## What the task requires:
Report each line of the data that has "chevron" somewhere in it.

START Information provided

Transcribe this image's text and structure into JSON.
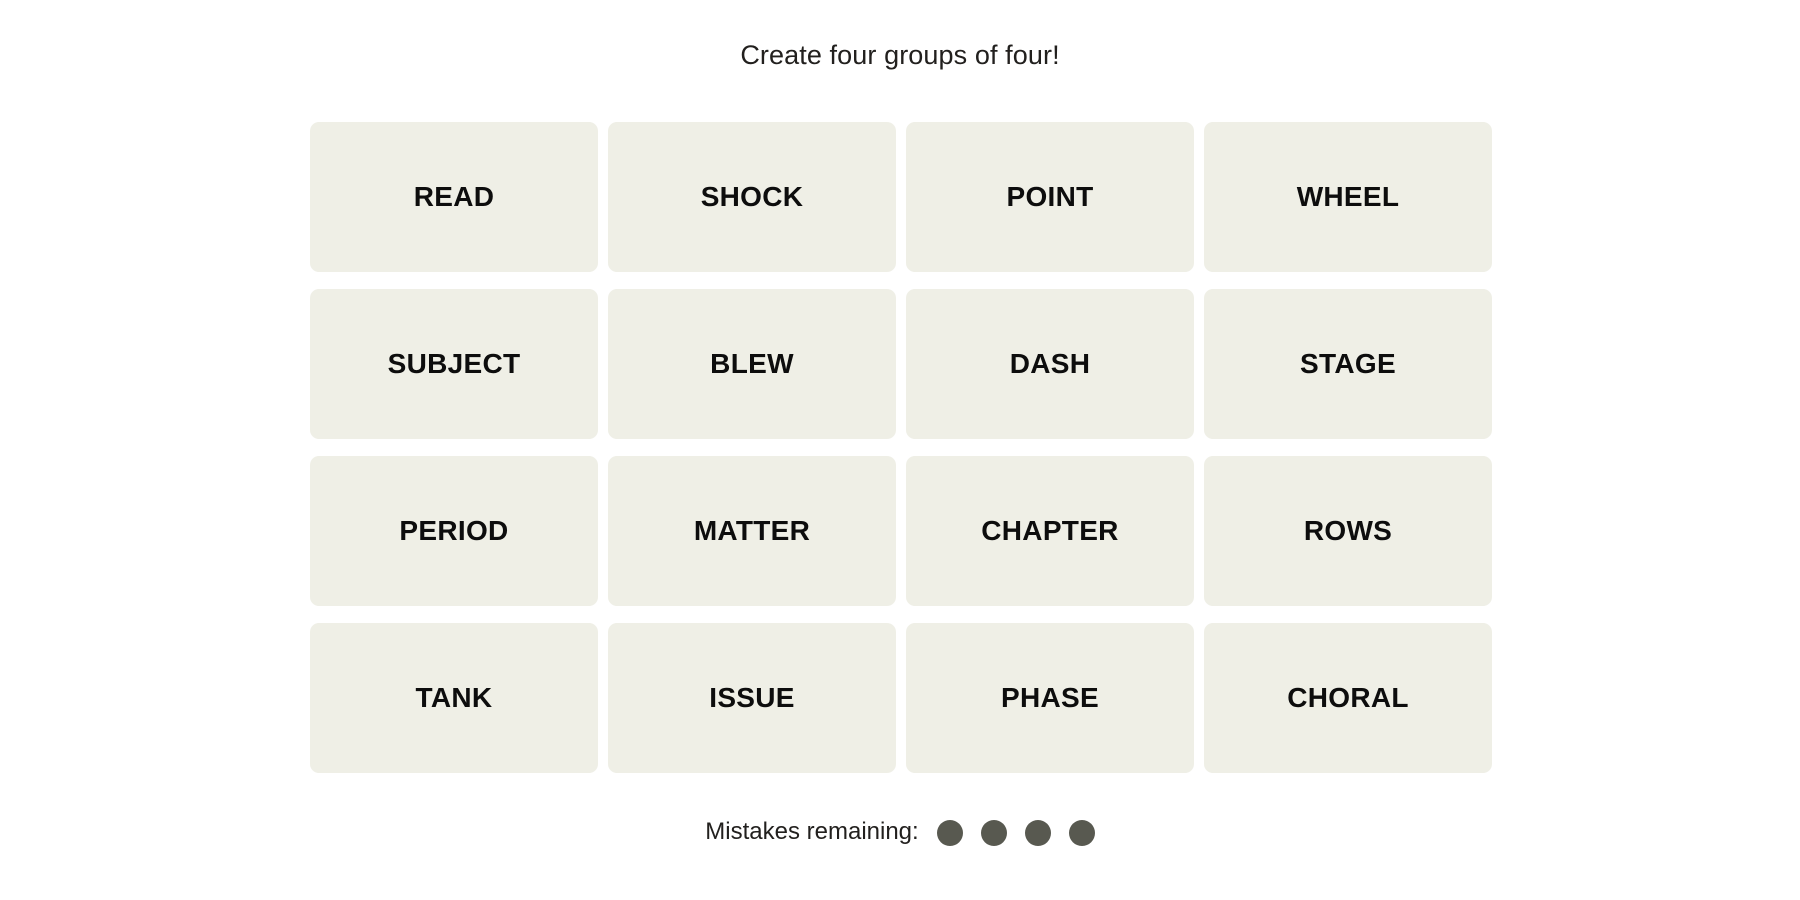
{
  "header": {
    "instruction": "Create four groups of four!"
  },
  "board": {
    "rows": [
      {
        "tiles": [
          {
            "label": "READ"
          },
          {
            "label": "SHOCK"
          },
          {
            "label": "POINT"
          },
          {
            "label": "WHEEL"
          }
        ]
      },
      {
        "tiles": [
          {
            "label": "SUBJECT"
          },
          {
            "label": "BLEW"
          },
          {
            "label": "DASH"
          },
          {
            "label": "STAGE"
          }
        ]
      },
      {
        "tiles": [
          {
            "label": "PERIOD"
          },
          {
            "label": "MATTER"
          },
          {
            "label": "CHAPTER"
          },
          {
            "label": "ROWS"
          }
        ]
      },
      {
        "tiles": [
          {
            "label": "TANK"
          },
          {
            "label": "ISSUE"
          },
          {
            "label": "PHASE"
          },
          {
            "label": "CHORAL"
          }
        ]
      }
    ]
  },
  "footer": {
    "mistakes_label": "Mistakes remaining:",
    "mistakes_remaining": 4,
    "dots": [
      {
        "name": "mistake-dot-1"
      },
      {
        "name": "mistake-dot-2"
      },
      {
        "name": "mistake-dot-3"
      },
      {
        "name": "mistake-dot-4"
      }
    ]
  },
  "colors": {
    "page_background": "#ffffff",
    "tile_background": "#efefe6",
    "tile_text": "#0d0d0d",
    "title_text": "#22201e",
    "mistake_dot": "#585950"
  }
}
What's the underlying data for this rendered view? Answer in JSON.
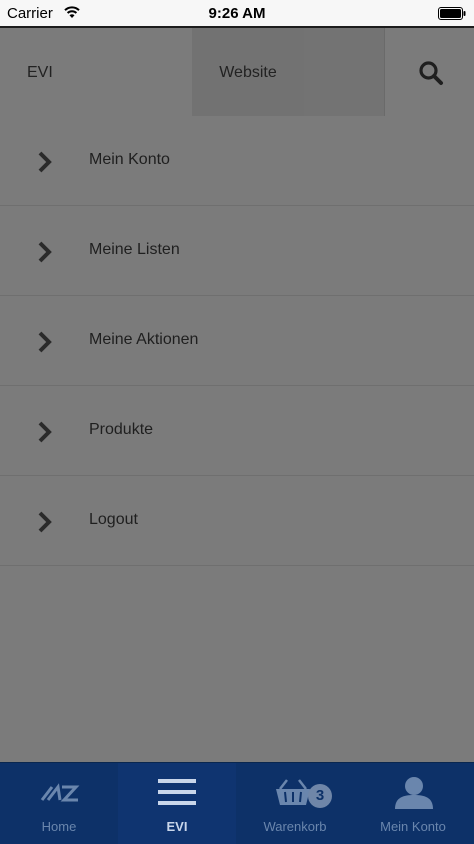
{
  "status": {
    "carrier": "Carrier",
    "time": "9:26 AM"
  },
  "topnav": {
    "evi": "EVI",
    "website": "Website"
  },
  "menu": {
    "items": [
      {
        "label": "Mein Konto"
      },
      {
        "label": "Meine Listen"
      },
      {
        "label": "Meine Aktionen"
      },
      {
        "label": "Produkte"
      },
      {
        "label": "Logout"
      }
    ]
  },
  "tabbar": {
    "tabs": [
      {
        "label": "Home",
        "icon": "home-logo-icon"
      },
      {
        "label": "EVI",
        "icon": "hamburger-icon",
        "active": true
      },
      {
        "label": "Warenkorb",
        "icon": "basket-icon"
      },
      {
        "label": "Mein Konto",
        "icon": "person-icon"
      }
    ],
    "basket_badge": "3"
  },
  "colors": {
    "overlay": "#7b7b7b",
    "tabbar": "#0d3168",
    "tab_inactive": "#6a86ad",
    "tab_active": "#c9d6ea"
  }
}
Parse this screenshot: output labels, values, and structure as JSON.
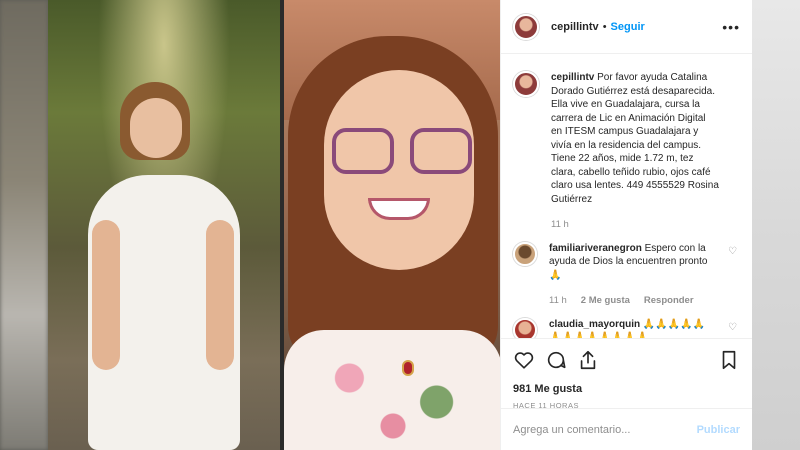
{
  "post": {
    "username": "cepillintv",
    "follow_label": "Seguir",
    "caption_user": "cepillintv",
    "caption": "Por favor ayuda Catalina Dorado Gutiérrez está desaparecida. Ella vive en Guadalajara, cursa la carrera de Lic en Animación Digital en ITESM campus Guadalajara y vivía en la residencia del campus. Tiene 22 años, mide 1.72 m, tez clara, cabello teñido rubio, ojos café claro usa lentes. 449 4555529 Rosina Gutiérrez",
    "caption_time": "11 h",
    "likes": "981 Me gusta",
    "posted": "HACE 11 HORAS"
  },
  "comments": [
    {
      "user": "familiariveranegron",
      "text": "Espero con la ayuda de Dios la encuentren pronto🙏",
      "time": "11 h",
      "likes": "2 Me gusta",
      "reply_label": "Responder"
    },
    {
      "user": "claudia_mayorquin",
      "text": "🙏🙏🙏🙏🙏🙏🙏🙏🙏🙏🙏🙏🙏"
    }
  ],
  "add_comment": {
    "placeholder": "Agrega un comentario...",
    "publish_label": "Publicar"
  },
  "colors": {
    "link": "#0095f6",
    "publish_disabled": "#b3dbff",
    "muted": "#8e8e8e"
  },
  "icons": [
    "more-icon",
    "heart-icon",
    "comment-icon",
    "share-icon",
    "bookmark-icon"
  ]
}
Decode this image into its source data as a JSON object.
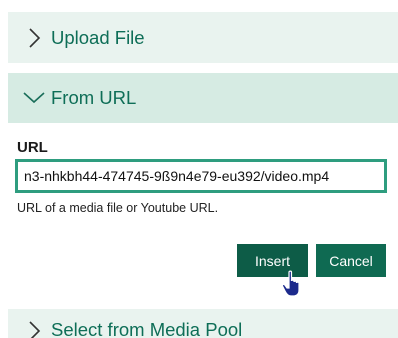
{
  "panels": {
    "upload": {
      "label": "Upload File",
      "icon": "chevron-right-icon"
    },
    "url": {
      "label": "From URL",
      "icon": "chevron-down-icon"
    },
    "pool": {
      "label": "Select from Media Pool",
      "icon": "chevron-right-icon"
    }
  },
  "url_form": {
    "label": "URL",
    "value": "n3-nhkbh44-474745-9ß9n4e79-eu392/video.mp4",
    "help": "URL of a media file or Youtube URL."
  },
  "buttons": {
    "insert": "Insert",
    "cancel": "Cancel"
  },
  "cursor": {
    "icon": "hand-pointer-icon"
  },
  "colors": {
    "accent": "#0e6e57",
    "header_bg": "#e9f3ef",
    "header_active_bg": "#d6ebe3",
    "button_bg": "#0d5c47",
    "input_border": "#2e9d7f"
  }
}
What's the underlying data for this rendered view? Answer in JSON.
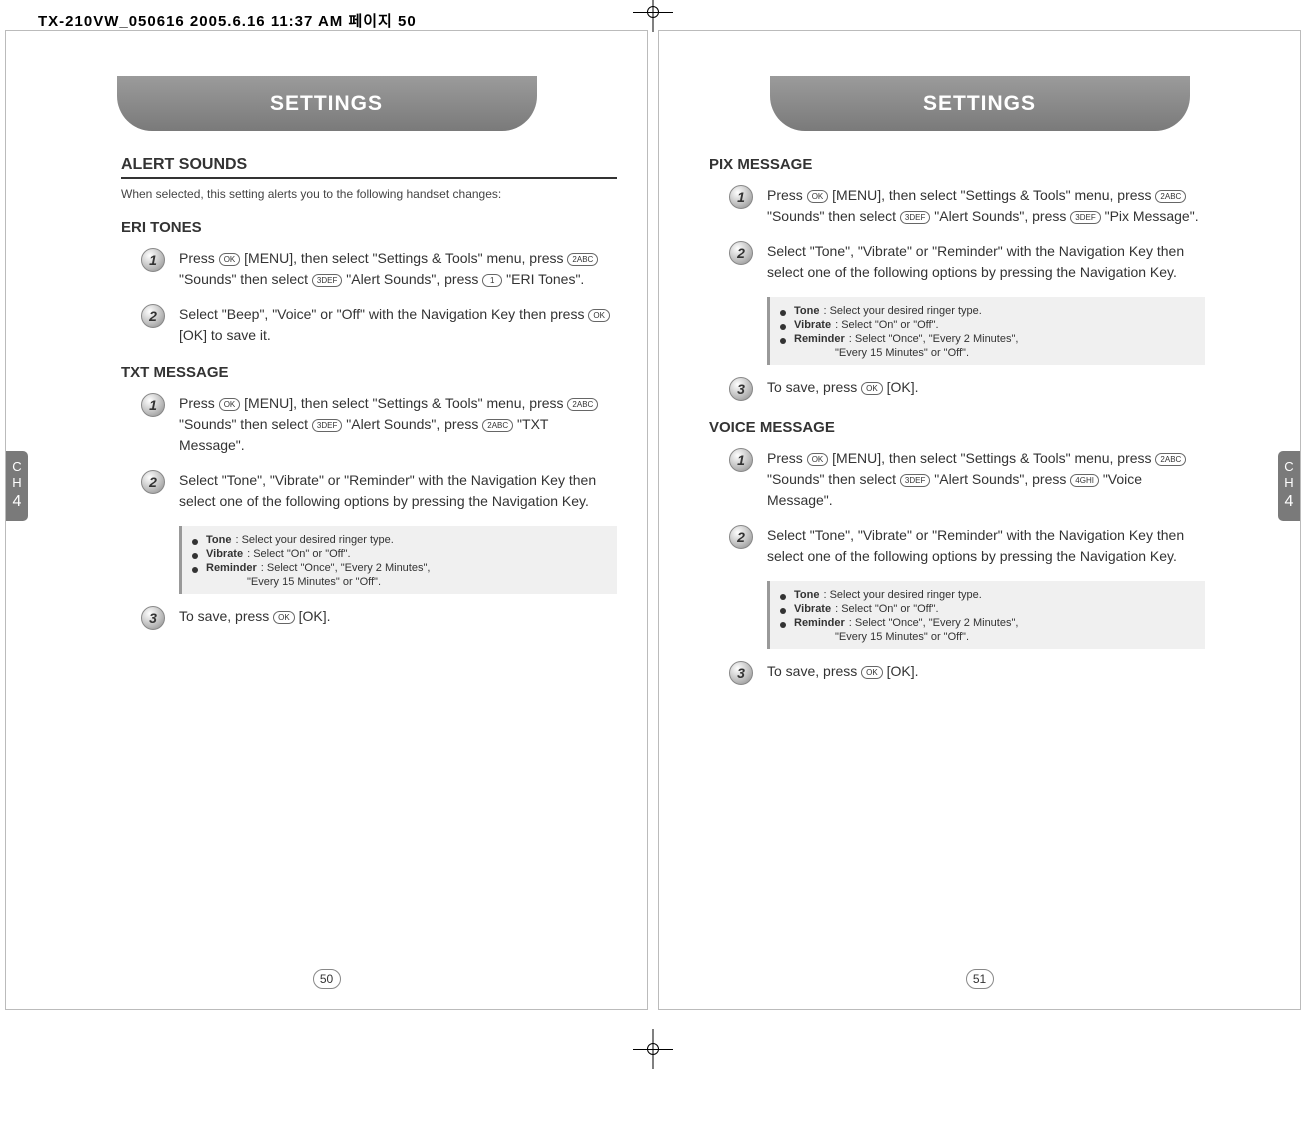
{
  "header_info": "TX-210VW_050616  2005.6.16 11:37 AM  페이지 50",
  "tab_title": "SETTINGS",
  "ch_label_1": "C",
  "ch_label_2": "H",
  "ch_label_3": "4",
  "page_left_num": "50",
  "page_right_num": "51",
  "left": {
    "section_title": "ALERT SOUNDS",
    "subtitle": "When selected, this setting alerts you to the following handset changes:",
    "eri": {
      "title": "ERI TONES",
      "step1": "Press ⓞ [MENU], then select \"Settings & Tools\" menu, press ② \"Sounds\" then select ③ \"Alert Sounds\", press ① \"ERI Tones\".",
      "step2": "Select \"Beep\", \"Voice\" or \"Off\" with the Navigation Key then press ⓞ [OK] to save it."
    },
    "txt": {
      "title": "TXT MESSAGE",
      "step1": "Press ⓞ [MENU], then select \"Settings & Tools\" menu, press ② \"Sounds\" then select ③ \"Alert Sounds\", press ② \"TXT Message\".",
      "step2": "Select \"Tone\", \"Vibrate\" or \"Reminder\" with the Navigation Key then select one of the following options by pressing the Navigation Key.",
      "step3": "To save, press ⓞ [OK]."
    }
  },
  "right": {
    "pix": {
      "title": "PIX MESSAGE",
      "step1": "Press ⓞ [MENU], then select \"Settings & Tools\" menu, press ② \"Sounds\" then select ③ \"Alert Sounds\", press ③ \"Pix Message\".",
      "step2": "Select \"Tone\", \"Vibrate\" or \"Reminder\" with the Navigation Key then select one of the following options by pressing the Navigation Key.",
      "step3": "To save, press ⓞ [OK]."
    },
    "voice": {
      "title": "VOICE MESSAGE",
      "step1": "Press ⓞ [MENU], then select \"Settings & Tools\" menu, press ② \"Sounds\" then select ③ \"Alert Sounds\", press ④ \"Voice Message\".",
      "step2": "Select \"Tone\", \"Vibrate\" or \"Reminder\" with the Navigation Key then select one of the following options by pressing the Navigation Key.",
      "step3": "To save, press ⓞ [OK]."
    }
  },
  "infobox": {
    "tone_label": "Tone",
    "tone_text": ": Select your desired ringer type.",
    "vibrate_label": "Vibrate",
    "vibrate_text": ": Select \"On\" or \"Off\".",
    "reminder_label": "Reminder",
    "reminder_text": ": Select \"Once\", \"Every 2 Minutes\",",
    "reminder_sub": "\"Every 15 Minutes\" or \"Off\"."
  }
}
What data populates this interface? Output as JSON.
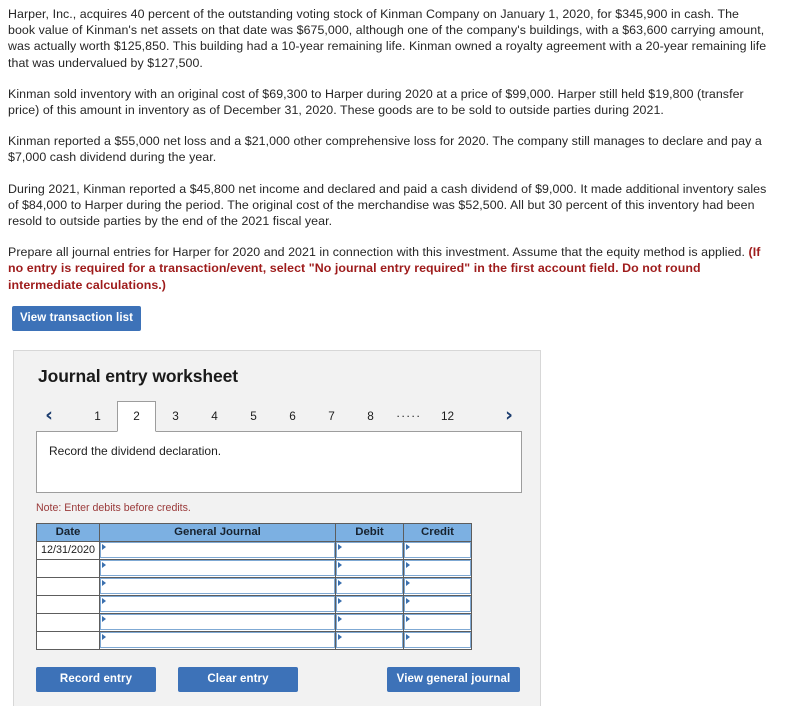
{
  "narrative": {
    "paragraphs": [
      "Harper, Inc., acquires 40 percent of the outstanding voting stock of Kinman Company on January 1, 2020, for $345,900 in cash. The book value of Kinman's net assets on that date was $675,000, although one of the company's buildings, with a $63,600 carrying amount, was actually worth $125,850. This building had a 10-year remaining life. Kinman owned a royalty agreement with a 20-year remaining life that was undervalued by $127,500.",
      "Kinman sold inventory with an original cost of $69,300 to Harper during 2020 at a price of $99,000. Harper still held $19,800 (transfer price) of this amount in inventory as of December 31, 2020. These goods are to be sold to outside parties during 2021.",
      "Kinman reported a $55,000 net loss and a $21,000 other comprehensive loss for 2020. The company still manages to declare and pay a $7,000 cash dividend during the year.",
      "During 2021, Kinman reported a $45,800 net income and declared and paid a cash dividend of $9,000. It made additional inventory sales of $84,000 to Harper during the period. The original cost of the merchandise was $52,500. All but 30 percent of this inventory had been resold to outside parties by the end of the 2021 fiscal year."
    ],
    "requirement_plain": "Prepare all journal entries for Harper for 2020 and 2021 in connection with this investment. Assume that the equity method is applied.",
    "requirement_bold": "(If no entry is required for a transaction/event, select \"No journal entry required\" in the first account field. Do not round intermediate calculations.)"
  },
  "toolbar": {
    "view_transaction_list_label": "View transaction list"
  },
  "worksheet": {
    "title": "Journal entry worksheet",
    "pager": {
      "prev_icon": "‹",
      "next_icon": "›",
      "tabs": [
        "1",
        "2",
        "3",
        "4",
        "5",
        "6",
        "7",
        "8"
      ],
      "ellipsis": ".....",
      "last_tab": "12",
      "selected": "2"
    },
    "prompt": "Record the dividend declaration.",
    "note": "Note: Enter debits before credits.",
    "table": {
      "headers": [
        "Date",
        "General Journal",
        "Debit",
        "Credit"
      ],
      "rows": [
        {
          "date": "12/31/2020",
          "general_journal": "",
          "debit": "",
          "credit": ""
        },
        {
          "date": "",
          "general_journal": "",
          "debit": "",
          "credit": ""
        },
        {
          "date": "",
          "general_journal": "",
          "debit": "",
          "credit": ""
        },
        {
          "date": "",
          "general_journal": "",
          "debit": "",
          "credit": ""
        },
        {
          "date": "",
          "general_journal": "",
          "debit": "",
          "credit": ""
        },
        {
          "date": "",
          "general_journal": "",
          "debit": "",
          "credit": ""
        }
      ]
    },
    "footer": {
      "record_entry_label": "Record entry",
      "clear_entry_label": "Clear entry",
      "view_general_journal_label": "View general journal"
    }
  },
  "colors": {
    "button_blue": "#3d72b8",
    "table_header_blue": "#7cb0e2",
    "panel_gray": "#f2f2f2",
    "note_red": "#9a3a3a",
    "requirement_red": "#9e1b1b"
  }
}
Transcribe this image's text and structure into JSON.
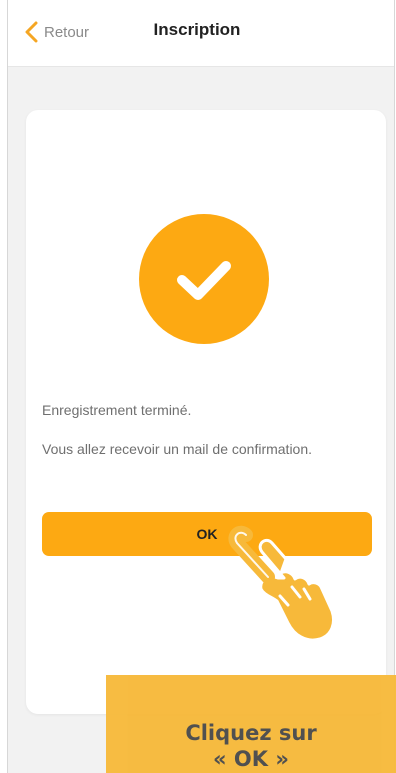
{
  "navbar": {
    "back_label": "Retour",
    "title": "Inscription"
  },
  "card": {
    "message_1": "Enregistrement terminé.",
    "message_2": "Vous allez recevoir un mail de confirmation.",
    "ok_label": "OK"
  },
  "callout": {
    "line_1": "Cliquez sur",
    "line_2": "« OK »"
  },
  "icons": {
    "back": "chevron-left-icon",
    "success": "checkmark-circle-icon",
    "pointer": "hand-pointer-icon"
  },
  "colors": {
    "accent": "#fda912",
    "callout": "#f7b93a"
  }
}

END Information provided

## Answer section:
      "icon": "chevron-right-icon"
      "icon": "chevron-down-icon"
      "icon": "chevron-right-icon"
    "back": "chevron-left-icon",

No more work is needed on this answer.